Fred and Joy Allen spent 27 wonderful years as Southern Baptist missionaries to Zambia. Missionaries take on many responsibilities in the field and they were no exception. Fred and Joy distributed food and seeds for planting, coordinated the digging of water wells and established churches across the Western Province.
But Fred’s heart is in God’s music. He led worship, organized and led choirs and taught music to the people in the churches of Lusaka, Zambia.
The following story is one that Fred wrote in 1984 after a very interesting and unusual preparation for the cantata Jesus Is Coming.
Ministers of music are always desirous to have plenty of time to prepare a choir to sing a musical such as this one. For instance, for a Christmas presentation, work begins in August or September. But when you are in Zambia and your choir members are scattered across the region, you must be creative and determined. I hope you enjoy Fred’s story.
A ONE-REHEARSAL CANTATA
By Fred M. Allen
“Unbelievable!” “Fantastic!” “Just beautiful!” “The most up-lifting presentation I have ever heard.” Such were some of the many comments made by Christians of many denominations who packed the auditorium of Woodlands Baptist Church, Lusaka, Zambia. They had just heard a 24-voice choir present John Peterson’s cantata, Jesus Is Coming, after only one full rehearsal.
The choir, under the direction of Fred M. Allen, Southern Baptist Music Missionary in Lusaka, Zambia, since 1971, was composed largely of Southern Baptist missionaries and their own “missionary kids” of the Baptist Mission of Zambia, who were together for their eight-day Annual Mission Meeting. Six members of other missions joined them for the presentation.
The missionary families are located in different parts of Zambia, where God has called them to serve, some in the cities and some in the rural areas called “the bush.” Some of them arrived in Lusaka five days prior to the cantata. Many of the missionary kids had recently returned from boarding school in Kenya to be home with their families for the spring break.
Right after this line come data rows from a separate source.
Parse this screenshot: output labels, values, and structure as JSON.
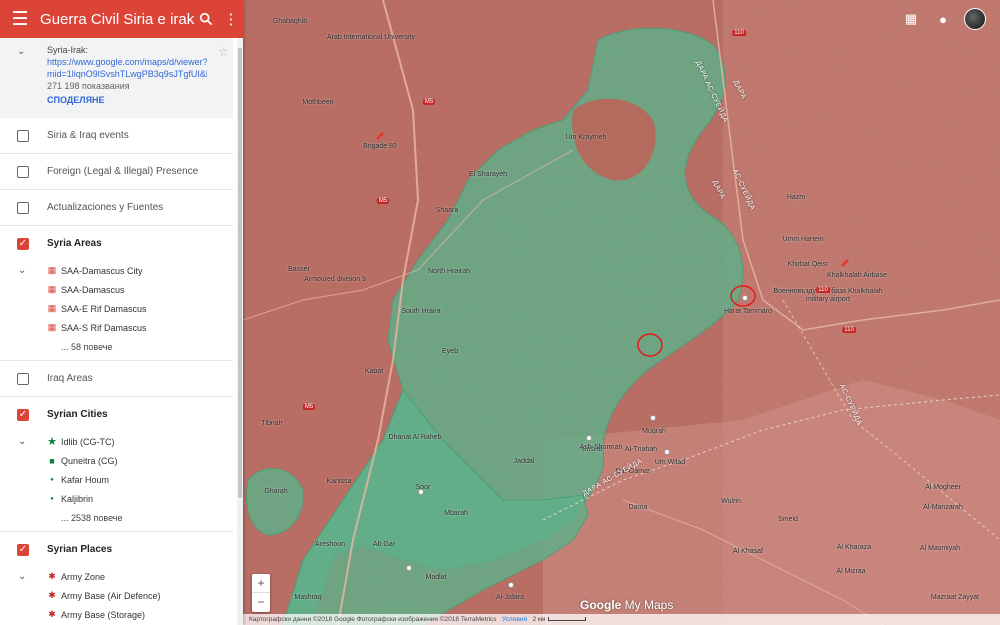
{
  "header": {
    "title": "Guerra Civil Siria e irak",
    "menu_icon": "menu-icon",
    "search_icon": "search-icon",
    "more_icon": "more-vert-icon"
  },
  "info": {
    "title": "Syria-Irak:",
    "url_line1": "https://www.google.com/maps/d/viewer?",
    "url_line2": "mid=1liqnO9lSvshTLwgPB3q9sJTgfUI&ll=3",
    "views": "271 198 показвания",
    "share": "СПОДЕЛЯНЕ"
  },
  "layers": [
    {
      "name": "Siria & Iraq events",
      "checked": false
    },
    {
      "name": "Foreign (Legal & Illegal) Presence",
      "checked": false
    },
    {
      "name": "Actualizaciones y Fuentes",
      "checked": false
    },
    {
      "name": "Syria Areas",
      "checked": true,
      "items": [
        "SAA-Damascus City",
        "SAA-Damascus",
        "SAA-E Rif Damascus",
        "SAA-S Rif Damascus"
      ],
      "more": "... 58 повече"
    },
    {
      "name": "Iraq Areas",
      "checked": false
    },
    {
      "name": "Syrian Cities",
      "checked": true,
      "items": [
        "Idlib (CG-TC)",
        "Quneitra (CG)",
        "Kafar Houm",
        "Kaljibrin"
      ],
      "more": "... 2538 повече"
    },
    {
      "name": "Syrian Places",
      "checked": true,
      "items": [
        "Army Zone",
        "Army Base (Air Defence)",
        "Army Base (Storage)"
      ]
    }
  ],
  "colors": {
    "header_red": "#db4437",
    "regime_red": "#b4645a",
    "rebel_green": "#5fb08a",
    "link_blue": "#3367d6"
  },
  "map": {
    "labels": [
      "Ghabaghib",
      "Arab International University",
      "Mothbeen",
      "Brigade 89",
      "El Sharayeh",
      "Shaara",
      "Um Kraymeh",
      "Hazm",
      "Umm Hartein",
      "Khirbat Qeisr",
      "Khalkhalah Airbase",
      "Военновъздушна база Khalkhalah military airport",
      "Basser",
      "Armoured division 9",
      "North Hrairah",
      "South Hraira",
      "Harat Tammaro",
      "Eyeb",
      "Kabat",
      "Tibnah",
      "Dhanat Al Raheb",
      "Muqrah",
      "Um Wilad",
      "Busrat",
      "Al-Tnahah",
      "Dar Gamar",
      "Jaddal",
      "Kanissa",
      "Soor",
      "Mbarah",
      "Areshoun",
      "Ab Gar",
      "Ash-Shomrah",
      "Dama",
      "Wulrin",
      "Smeid",
      "Al Khasaf",
      "Al Kharaza",
      "Al Mizraa",
      "Al-Manzarah",
      "Mazraat Zayyat",
      "Gharah",
      "Al Masmiyah",
      "Al-Jafara",
      "Madlat",
      "Mashraq",
      "Al Mogheer"
    ],
    "road_labels": [
      "M5",
      "M5",
      "M5",
      "110",
      "110",
      "110"
    ],
    "road_text": [
      "ДАРА",
      "АС-СУЕЙДА",
      "ДАРА",
      "АС-СУЕЙДА",
      "ДАРА АС-СУЕЙДА",
      "ДАРА АС-СУЕЙДА"
    ],
    "zoom_in": "+",
    "zoom_out": "−",
    "logo_google": "Google",
    "logo_mymaps": " My Maps",
    "attribution": "Картографски данни ©2018 Google Фотографски изображения ©2018 TerraMetrics",
    "terms": "Условия",
    "scale": "2 км"
  }
}
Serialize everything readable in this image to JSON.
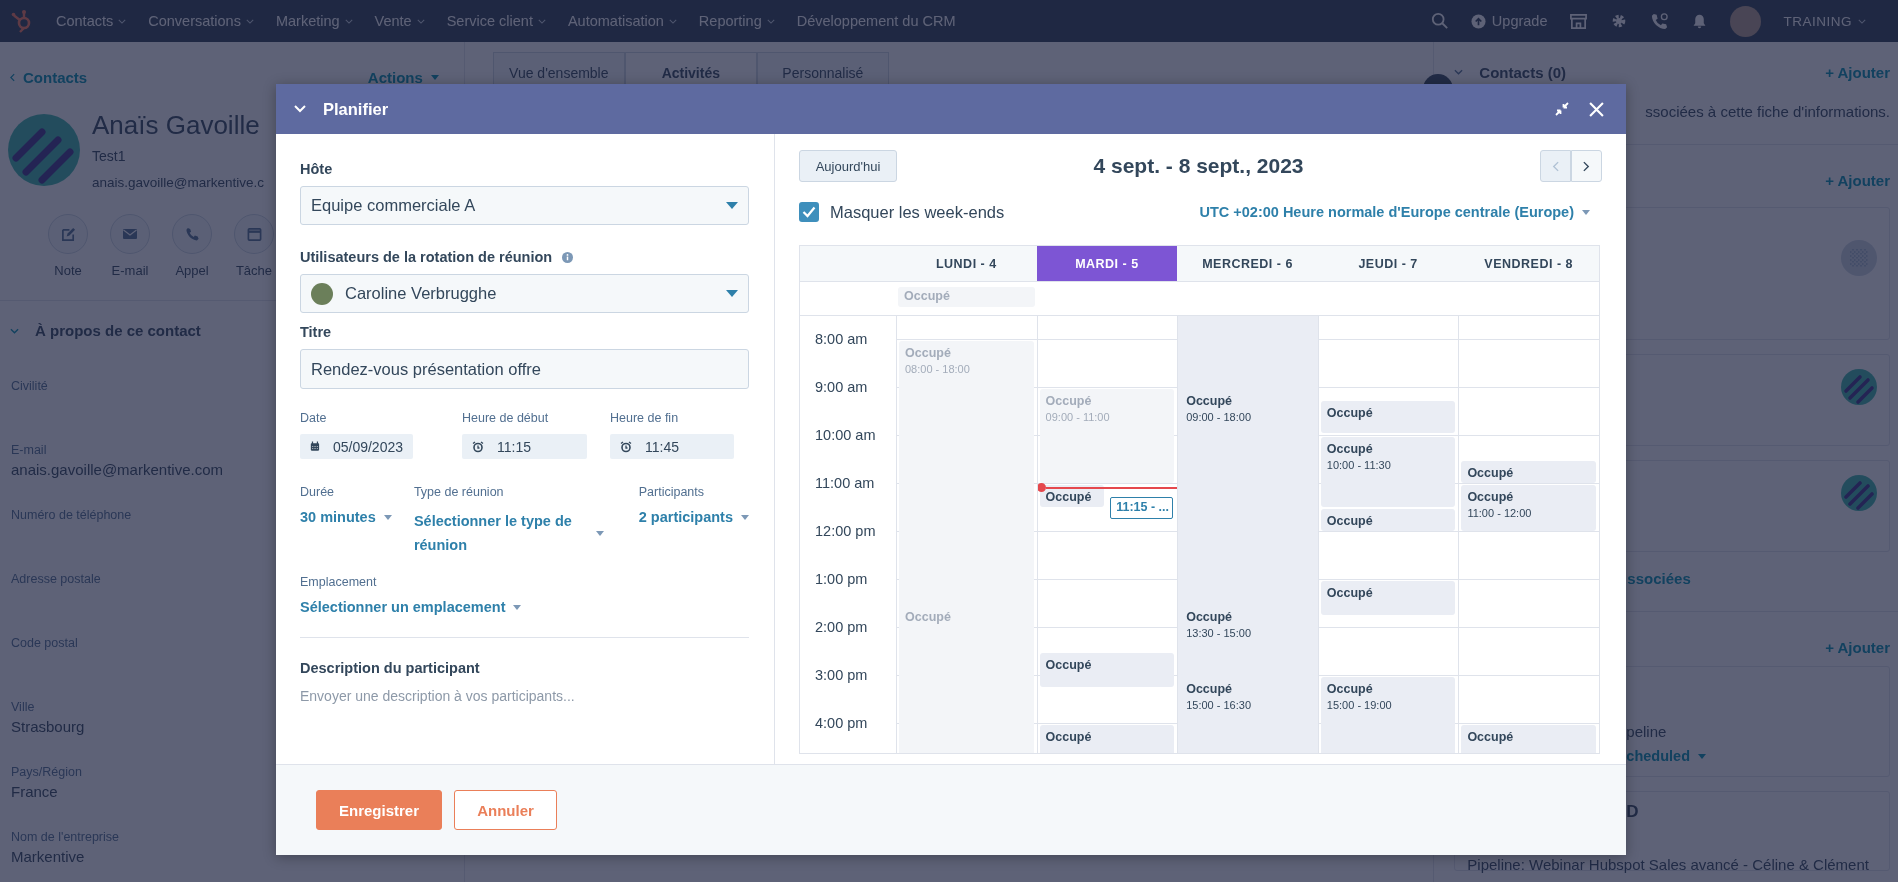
{
  "nav": {
    "items": [
      {
        "label": "Contacts",
        "has_menu": true
      },
      {
        "label": "Conversations",
        "has_menu": true
      },
      {
        "label": "Marketing",
        "has_menu": true
      },
      {
        "label": "Vente",
        "has_menu": true
      },
      {
        "label": "Service client",
        "has_menu": true
      },
      {
        "label": "Automatisation",
        "has_menu": true
      },
      {
        "label": "Reporting",
        "has_menu": true
      },
      {
        "label": "Développement du CRM",
        "has_menu": false
      }
    ],
    "upgrade": "Upgrade",
    "account": "TRAINING"
  },
  "record": {
    "back": "Contacts",
    "actions": "Actions",
    "name": "Anaïs Gavoille",
    "subtitle": "Test1",
    "email": "anais.gavoille@markentive.c",
    "quick_actions": [
      {
        "label": "Note",
        "kind": "note"
      },
      {
        "label": "E-mail",
        "kind": "email"
      },
      {
        "label": "Appel",
        "kind": "call"
      },
      {
        "label": "Tâche",
        "kind": "task"
      }
    ],
    "about": {
      "title": "À propos de ce contact",
      "expanded": true,
      "fields": [
        {
          "label": "Civilité"
        },
        {
          "label": "E-mail",
          "value": "anais.gavoille@markentive.com"
        },
        {
          "label": "Numéro de téléphone"
        },
        {
          "label": "Adresse postale"
        },
        {
          "label": "Code postal"
        },
        {
          "label": "Ville",
          "value": "Strasbourg"
        },
        {
          "label": "Pays/Région",
          "value": "France"
        },
        {
          "label": "Nom de l'entreprise",
          "value": "Markentive"
        }
      ]
    }
  },
  "center": {
    "tabs": [
      {
        "label": "Vue d'ensemble",
        "selected": false
      },
      {
        "label": "Activités",
        "selected": true
      },
      {
        "label": "Personnalisé",
        "selected": false
      }
    ]
  },
  "sidebar": {
    "sections": [
      {
        "title": "Contacts (0)",
        "expanded": true,
        "action": "+ Ajouter",
        "text": "ssociées à cette fiche d'informations."
      },
      {
        "action": "+ Ajouter",
        "cards": [
          {
            "kind": "placeholder"
          },
          {
            "kind": "avatar"
          },
          {
            "kind": "avatar"
          }
        ],
        "link": "ssociées"
      },
      {
        "action": "+ Ajouter",
        "cards": [
          {
            "kind": "text",
            "lines": [
              {
                "text": "peline",
                "kind": "plain"
              },
              {
                "text": "cheduled",
                "kind": "dropdown"
              }
            ]
          },
          {
            "kind": "text",
            "lines": [
              {
                "text": "D",
                "kind": "heading"
              },
              {
                "text": "Pipeline:  Webinar Hubspot Sales avancé - Céline & Clément",
                "kind": "full"
              }
            ]
          }
        ]
      }
    ]
  },
  "dialog": {
    "title": "Planifier",
    "expanded": true,
    "form": {
      "host": {
        "label": "Hôte",
        "value": "Equipe commerciale A"
      },
      "rotation": {
        "label": "Utilisateurs de la rotation de réunion",
        "value": "Caroline Verbrugghe"
      },
      "title": {
        "label": "Titre",
        "value": "Rendez-vous présentation offre"
      },
      "date": {
        "label": "Date",
        "value": "05/09/2023"
      },
      "start": {
        "label": "Heure de début",
        "value": "11:15"
      },
      "end": {
        "label": "Heure de fin",
        "value": "11:45"
      },
      "duration": {
        "label": "Durée",
        "value": "30 minutes"
      },
      "meeting_type": {
        "label": "Type de réunion",
        "value": "Sélectionner le type de réunion"
      },
      "participants": {
        "label": "Participants",
        "value": "2 participants"
      },
      "location": {
        "label": "Emplacement",
        "value": "Sélectionner un emplacement"
      },
      "description": {
        "label": "Description du participant",
        "placeholder": "Envoyer une description à vos participants..."
      }
    },
    "buttons": [
      {
        "label": "Enregistrer",
        "kind": "primary"
      },
      {
        "label": "Annuler",
        "kind": "secondary"
      }
    ],
    "calendar": {
      "today": "Aujourd'hui",
      "range": "4 sept. - 8 sept., 2023",
      "hide_weekends": {
        "label": "Masquer les week-ends",
        "checked": true
      },
      "timezone": "UTC +02:00 Heure normale d'Europe centrale (Europe)",
      "hours": [
        "8:00 am",
        "9:00 am",
        "10:00 am",
        "11:00 am",
        "12:00 pm",
        "1:00 pm",
        "2:00 pm",
        "3:00 pm",
        "4:00 pm"
      ],
      "draft": {
        "label": "11:15 - ..."
      },
      "days": [
        {
          "label": "LUNDI - 4",
          "selected": false,
          "shaded": false,
          "all_day": {
            "title": "Occupé",
            "past": true
          },
          "events": [
            {
              "title": "Occupé",
              "time": "08:00 - 18:00",
              "past": true
            },
            {
              "title": "Occupé",
              "past": true
            }
          ]
        },
        {
          "label": "MARDI - 5",
          "selected": true,
          "shaded": false,
          "events": [
            {
              "title": "Occupé",
              "time": "09:00 - 11:00",
              "past": true
            },
            {
              "title": "Occupé",
              "past": false
            },
            {
              "title": "Occupé",
              "past": false
            },
            {
              "title": "Occupé",
              "past": false
            }
          ]
        },
        {
          "label": "MERCREDI - 6",
          "selected": false,
          "shaded": true,
          "events": [
            {
              "title": "Occupé",
              "time": "09:00 - 18:00",
              "past": false
            },
            {
              "title": "Occupé",
              "time": "13:30 - 15:00",
              "past": false
            },
            {
              "title": "Occupé",
              "time": "15:00 - 16:30",
              "past": false
            }
          ]
        },
        {
          "label": "JEUDI - 7",
          "selected": false,
          "shaded": false,
          "events": [
            {
              "title": "Occupé",
              "past": false
            },
            {
              "title": "Occupé",
              "time": "10:00 - 11:30",
              "past": false
            },
            {
              "title": "Occupé",
              "past": false
            },
            {
              "title": "Occupé",
              "past": false
            },
            {
              "title": "Occupé",
              "time": "15:00 - 19:00",
              "past": false
            }
          ]
        },
        {
          "label": "VENDREDI - 8",
          "selected": false,
          "shaded": false,
          "events": [
            {
              "title": "Occupé",
              "past": false
            },
            {
              "title": "Occupé",
              "time": "11:00 - 12:00",
              "past": false
            },
            {
              "title": "Occupé",
              "past": false
            }
          ]
        }
      ]
    }
  }
}
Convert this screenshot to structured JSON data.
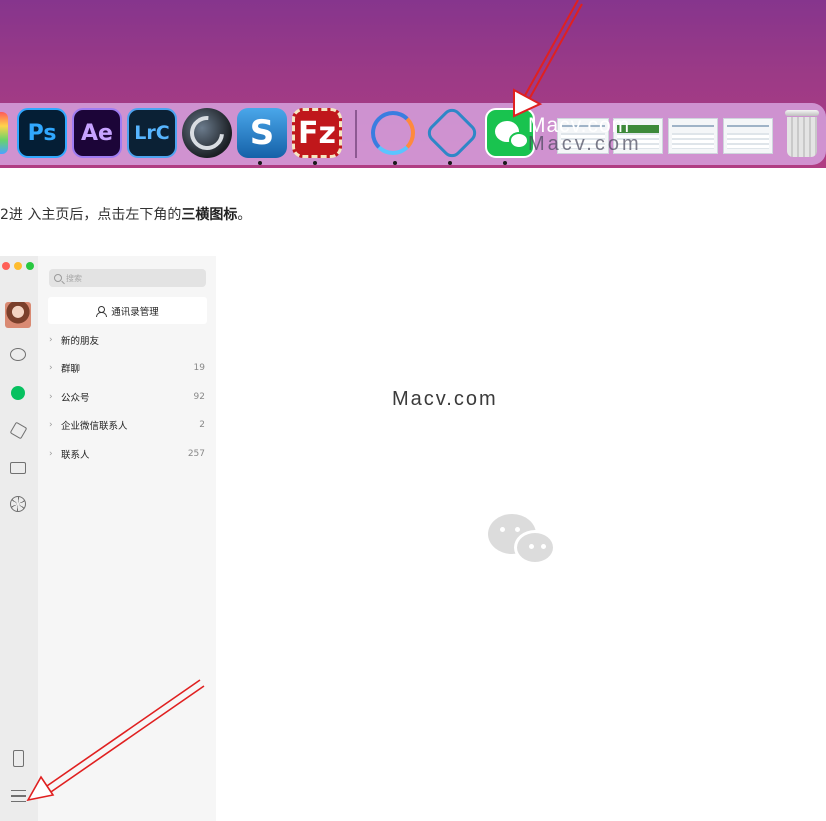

So how did everyone learn a new cantata and present it so effectively with only one complete rehearsal together? The Baptist Mission of Zambia is blessed with several missionaries and MK’s who are particularly talented in music, several of whom were either ministers of music or choir members in churches in America prior to their coming to Zambia; some also sang in college or seminary choirs.
Copies of the music was sent to the singers; solo assignments were made. Everyone was urged to practice at home and learn his or her own part thoroughly. Some small group rehearsals were held in Lusaka before the out-of-town singers arrived, and other brief times were found between the business sessions of the Annual Meeting to work on the most difficult sections of music; but not until two hours before the presentation did the full choir come together with all singers present for one full rehearsal. Plans had been made to use a taped accompaniment, but it was apparently lost in the mail and never arrived. Although our Mission had several talented pianists, none were available at the right time to prepare for the cantata. A frantic, last-minute search resulted in the securing of an excellent pianist in another denomination who agreed to accompany the choir.
The choir members, all meeting together for the first time, sang through the 80-page cantata in the final rehearsal without any difficulty, and 30 minutes of free time was given to the choir members to rest and relax before the service was to begin.
We presented the cantata with enthusiasm, and after the last words of the song, “Jesus Is Coming Again,” were sung and the presence of God was so evident among us, I asked Missionary Franklin Kilpatrick to lead us in a closing prayer. He responded, “What more can I say; ‘Maranatha,’ even so, Lord Jesus, come! Amen.”
Note: A few weeks after the presentation, a state Baptist paper, Baptist Message, in reporting on the unusual event, wrote, “Most music directors wouldn’t dream of presenting a cantata with only one full rehearsal.”